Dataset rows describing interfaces
^^^^^^^^
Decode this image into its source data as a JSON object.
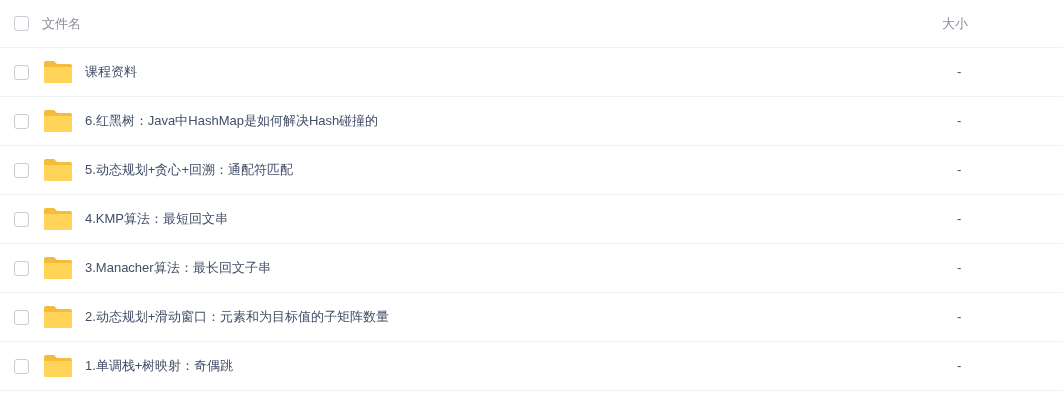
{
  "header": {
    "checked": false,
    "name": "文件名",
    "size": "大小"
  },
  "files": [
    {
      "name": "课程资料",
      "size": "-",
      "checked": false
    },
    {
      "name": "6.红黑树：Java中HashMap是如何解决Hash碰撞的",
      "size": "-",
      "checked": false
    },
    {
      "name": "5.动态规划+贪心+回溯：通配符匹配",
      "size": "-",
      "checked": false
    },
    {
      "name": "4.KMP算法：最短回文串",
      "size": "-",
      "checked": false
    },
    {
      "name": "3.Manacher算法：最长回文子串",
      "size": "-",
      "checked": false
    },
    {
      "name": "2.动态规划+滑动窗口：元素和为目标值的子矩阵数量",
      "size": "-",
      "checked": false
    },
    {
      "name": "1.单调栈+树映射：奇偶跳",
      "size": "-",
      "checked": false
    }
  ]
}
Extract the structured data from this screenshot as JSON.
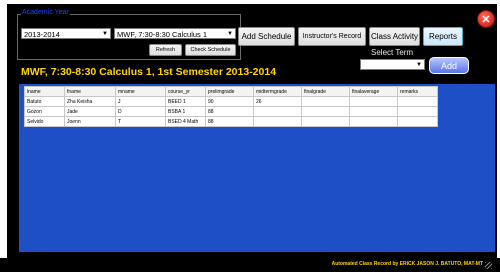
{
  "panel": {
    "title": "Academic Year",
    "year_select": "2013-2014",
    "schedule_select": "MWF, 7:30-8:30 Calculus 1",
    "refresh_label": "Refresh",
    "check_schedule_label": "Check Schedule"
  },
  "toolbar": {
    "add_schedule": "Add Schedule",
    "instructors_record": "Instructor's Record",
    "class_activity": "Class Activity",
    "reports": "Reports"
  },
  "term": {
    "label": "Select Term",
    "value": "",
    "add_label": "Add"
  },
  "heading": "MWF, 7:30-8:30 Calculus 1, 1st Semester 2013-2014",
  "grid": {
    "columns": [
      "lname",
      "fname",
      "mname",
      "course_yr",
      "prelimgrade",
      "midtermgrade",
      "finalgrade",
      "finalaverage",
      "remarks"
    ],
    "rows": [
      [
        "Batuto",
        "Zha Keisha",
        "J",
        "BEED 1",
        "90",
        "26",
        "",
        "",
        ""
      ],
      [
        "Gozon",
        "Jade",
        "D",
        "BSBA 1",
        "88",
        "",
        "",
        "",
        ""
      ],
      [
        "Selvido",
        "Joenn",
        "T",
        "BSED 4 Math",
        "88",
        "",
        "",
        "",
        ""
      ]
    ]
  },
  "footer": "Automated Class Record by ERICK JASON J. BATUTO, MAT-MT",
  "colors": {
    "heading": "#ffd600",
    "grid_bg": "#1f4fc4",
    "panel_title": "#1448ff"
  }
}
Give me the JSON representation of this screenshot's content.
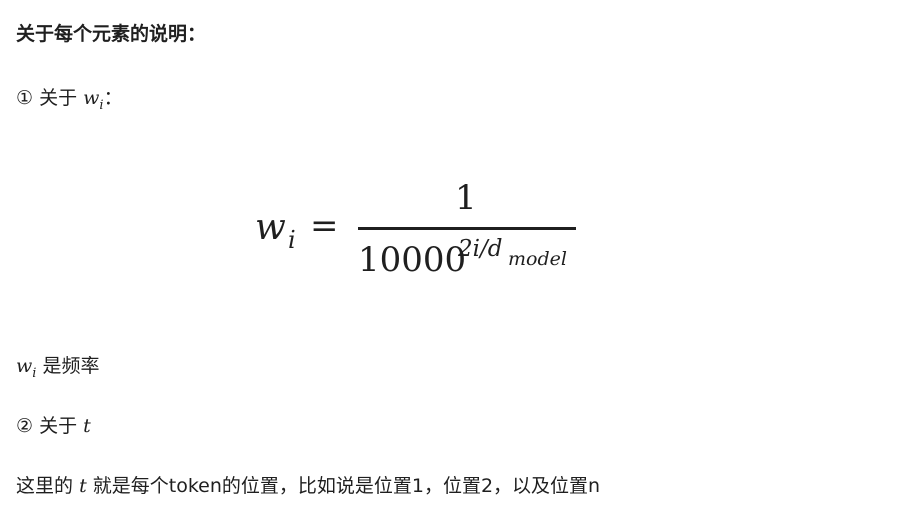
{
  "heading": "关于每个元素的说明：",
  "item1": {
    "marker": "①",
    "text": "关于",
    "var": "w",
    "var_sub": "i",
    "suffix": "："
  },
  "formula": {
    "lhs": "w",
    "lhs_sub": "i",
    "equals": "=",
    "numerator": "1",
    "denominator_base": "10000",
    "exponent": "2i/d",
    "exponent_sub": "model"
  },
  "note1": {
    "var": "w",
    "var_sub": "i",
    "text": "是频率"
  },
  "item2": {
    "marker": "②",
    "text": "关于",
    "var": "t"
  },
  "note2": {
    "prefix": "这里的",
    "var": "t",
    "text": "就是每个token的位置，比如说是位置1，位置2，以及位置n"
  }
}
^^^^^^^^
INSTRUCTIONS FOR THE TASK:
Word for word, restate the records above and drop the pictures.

REPLY:
Decode this image into its source data as a JSON object.
{
  "header": {
    "checked": false,
    "name": "文件名",
    "size": "大小"
  },
  "files": [
    {
      "name": "课程资料",
      "size": "-",
      "checked": false
    },
    {
      "name": "6.红黑树：Java中HashMap是如何解决Hash碰撞的",
      "size": "-",
      "checked": false
    },
    {
      "name": "5.动态规划+贪心+回溯：通配符匹配",
      "size": "-",
      "checked": false
    },
    {
      "name": "4.KMP算法：最短回文串",
      "size": "-",
      "checked": false
    },
    {
      "name": "3.Manacher算法：最长回文子串",
      "size": "-",
      "checked": false
    },
    {
      "name": "2.动态规划+滑动窗口：元素和为目标值的子矩阵数量",
      "size": "-",
      "checked": false
    },
    {
      "name": "1.单调栈+树映射：奇偶跳",
      "size": "-",
      "checked": false
    }
  ]
}
Extract the structured data from this screenshot as JSON.
{
  "panel": {
    "title": "Academic Year",
    "year_select": "2013-2014",
    "schedule_select": "MWF, 7:30-8:30 Calculus 1",
    "refresh_label": "Refresh",
    "check_schedule_label": "Check Schedule"
  },
  "toolbar": {
    "add_schedule": "Add Schedule",
    "instructors_record": "Instructor's Record",
    "class_activity": "Class Activity",
    "reports": "Reports"
  },
  "term": {
    "label": "Select Term",
    "value": "",
    "add_label": "Add"
  },
  "heading": "MWF, 7:30-8:30 Calculus 1, 1st Semester 2013-2014",
  "grid": {
    "columns": [
      "lname",
      "fname",
      "mname",
      "course_yr",
      "prelimgrade",
      "midtermgrade",
      "finalgrade",
      "finalaverage",
      "remarks"
    ],
    "rows": [
      [
        "Batuto",
        "Zha Keisha",
        "J",
        "BEED 1",
        "90",
        "26",
        "",
        "",
        ""
      ],
      [
        "Gozon",
        "Jade",
        "D",
        "BSBA 1",
        "88",
        "",
        "",
        "",
        ""
      ],
      [
        "Selvido",
        "Joenn",
        "T",
        "BSED 4 Math",
        "88",
        "",
        "",
        "",
        ""
      ]
    ]
  },
  "footer": "Automated Class Record by ERICK JASON J. BATUTO, MAT-MT",
  "colors": {
    "heading": "#ffd600",
    "grid_bg": "#1f4fc4",
    "panel_title": "#1448ff"
  }
}
Give me the JSON representation of this screenshot's content.
{
  "heading": "关于每个元素的说明：",
  "item1": {
    "marker": "①",
    "text": "关于",
    "var": "w",
    "var_sub": "i",
    "suffix": "："
  },
  "formula": {
    "lhs": "w",
    "lhs_sub": "i",
    "equals": "=",
    "numerator": "1",
    "denominator_base": "10000",
    "exponent": "2i/d",
    "exponent_sub": "model"
  },
  "note1": {
    "var": "w",
    "var_sub": "i",
    "text": "是频率"
  },
  "item2": {
    "marker": "②",
    "text": "关于",
    "var": "t"
  },
  "note2": {
    "prefix": "这里的",
    "var": "t",
    "text": "就是每个token的位置，比如说是位置1，位置2，以及位置n"
  }
}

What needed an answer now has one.